Bank of Canada warns higher rates ahead
We’ve already seen fixed-term mortgage rates rise twice in the past few weeks. Yesterday, the Bank of Canada went on record as again warning us to expect higher rates. The need for low rates has dissipated.
The Canadian dollar rose sharply Tuesday as the Bank of Canada warned that it will be raising interest rates.
At midday, the dollar was up 1.63 cents to 100.17 cents US.
The Bank of Canada kept its key lending rate unchanged Tuesday, but warned that its low-rate policy has a limited future.
The bank held the overnight rate at 0.25 percent, as economists had expected.
But with the economy recovering and inflation running above the bank’s two percent target, the need for rock-bottom lending rates “is now passing,” it said in a statement.
The extent and timing of any change in the key rate “will depend on the outlook for economic activity and inflation,” the bank said. The bank also noted growth is “proceeding somewhat more rapidly” than it expected earlier this year, increasing the chance of a rate rise in the early summer.
“Simply put, this statement marks a dramatic change in tone by the bank, and doesn’t rule out possible 50 basis point moves,” said Douglas Porter, deputy chief economist with BMO Capital Markets, in a commentary.
Porter predicted a June rate hike is now “likely,” adding that the central bank is clearly much more concerned about inflation than previously indicated.
The bank sets a target level for the overnight rate, which is often called the key interest rate or key policy rate because it indicates the bank’s thinking about the economy.
The overnight rate is the interest rate major financial institutions charge each other for one-day loans.
The rate has been at a very low 0.25 percent since April 2009, when it was cut from 0.50 percent as the recession worsened. It was at a recent peak of 4.5 percent in October 2007.
The bank’s “extraordinary policy” of ultra-low rates was introduced to boost the recovery, the statement said.
The bank is forecasting growth of 3.7 percent this year, reflecting stronger global activity, strong housing activity in Canada and the bank’s conclusion that policy stimulus advanced some spending into late 2009 and early 2010.
It’s forecasting that Canadian economic growth will slow to 3.1 percent in 2011 and 1.9 percent in 2012.
Bank governor Mark Carney is juggling competing pressures: the need to control inflation with a higher rate; the need to keep the cost of loans low to encourage business and consumer borrowing; and the strong dollar.
A bank rate increase could push the dollar even higher, hurting exports and jobs.
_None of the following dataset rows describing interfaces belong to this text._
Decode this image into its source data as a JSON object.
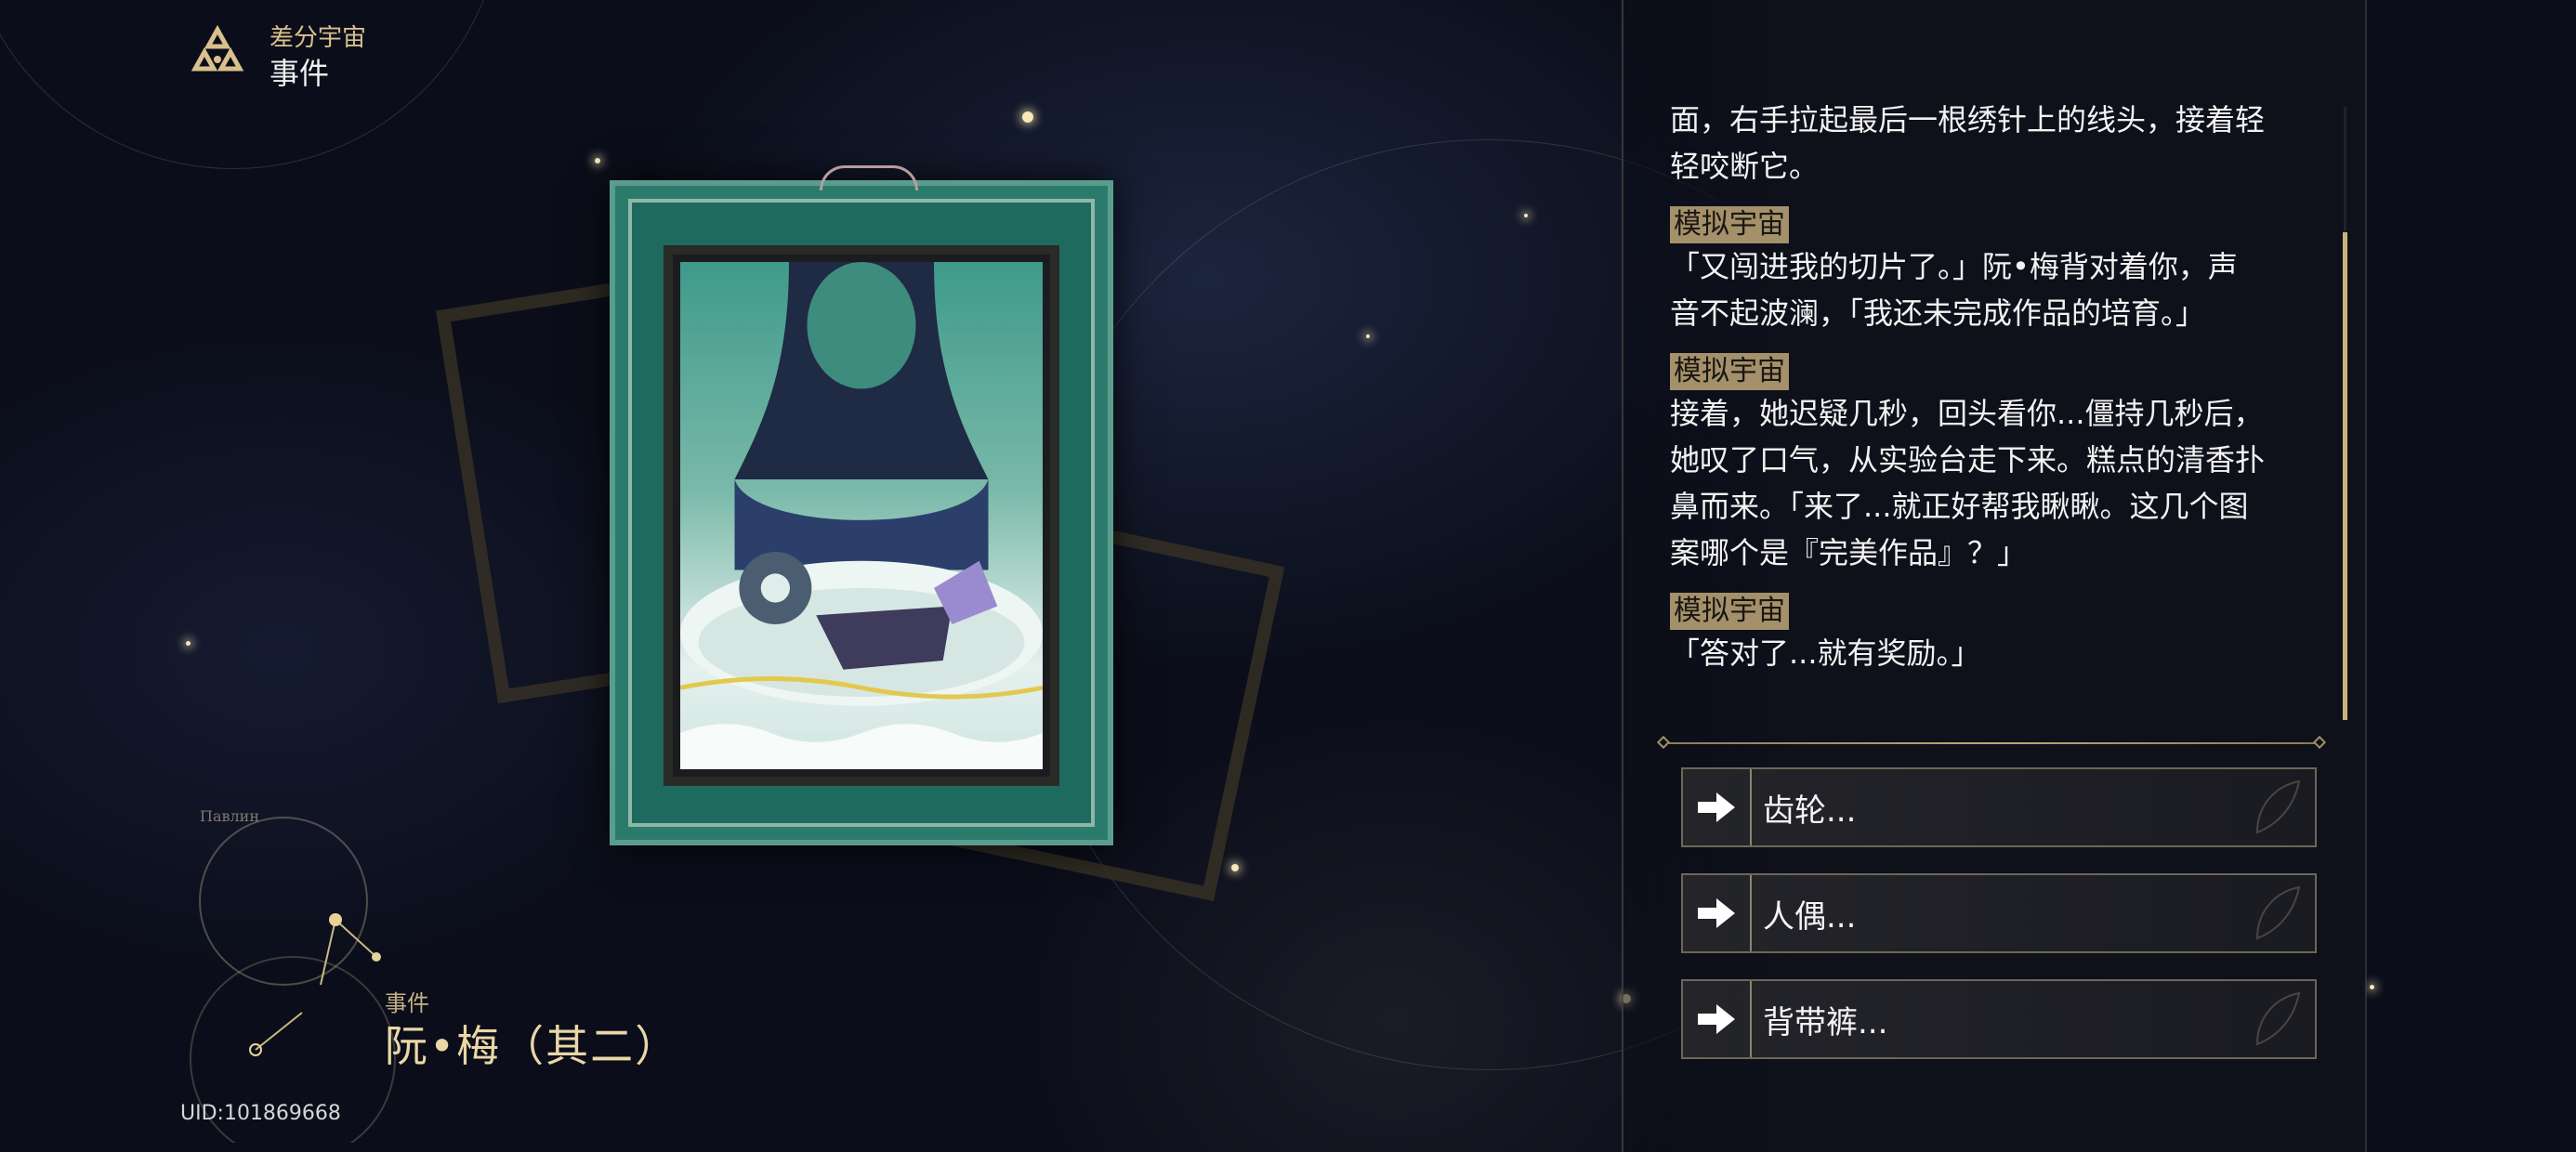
{
  "header": {
    "mode_label": "差分宇宙",
    "section_title": "事件"
  },
  "event": {
    "kicker": "事件",
    "title": "阮•梅（其二）",
    "uid": "UID:101869668",
    "constellation_label": "Павлин"
  },
  "dialog": {
    "entries": [
      {
        "speaker": "",
        "lines": [
          "面，右手拉起最后一根绣针上的线头，接着轻",
          "轻咬断它。"
        ]
      },
      {
        "speaker": "模拟宇宙",
        "lines": [
          "「又闯进我的切片了。」阮•梅背对着你，声",
          "音不起波澜，「我还未完成作品的培育。」"
        ]
      },
      {
        "speaker": "模拟宇宙",
        "lines": [
          "接着，她迟疑几秒，回头看你...僵持几秒后，",
          "她叹了口气，从实验台走下来。糕点的清香扑",
          "鼻而来。「来了...就正好帮我瞅瞅。这几个图",
          "案哪个是『完美作品』？」"
        ]
      },
      {
        "speaker": "模拟宇宙",
        "lines": [
          "「答对了...就有奖励。」"
        ]
      }
    ]
  },
  "options": [
    {
      "label": "齿轮..."
    },
    {
      "label": "人偶..."
    },
    {
      "label": "背带裤..."
    }
  ],
  "colors": {
    "accent_gold": "#d9c08c",
    "speaker_tag": "#a4906a",
    "frame_teal": "#1f6a5e"
  }
}
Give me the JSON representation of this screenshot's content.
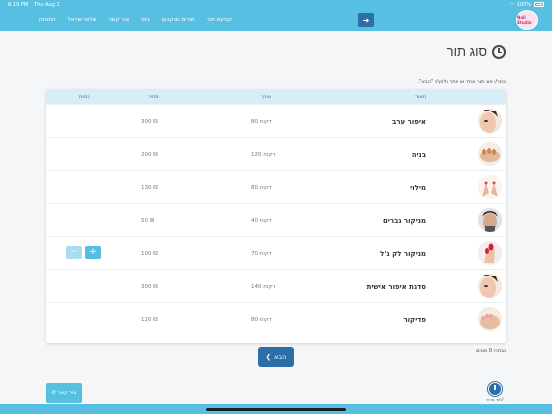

While recognizing that growth is strong, the bank warned Tuesday about economic negatives: “the persistent strength of the Canadian dollar, Canada’s poor relative productivity performance and the low absolute level of U.S. demand.”
Although Carney expressed concern about inflation in March, the bank said it is expecting the rate to ease slightly in the second quarter, and remain slightly above the target two percent rate this year before easing in the second half of 2011.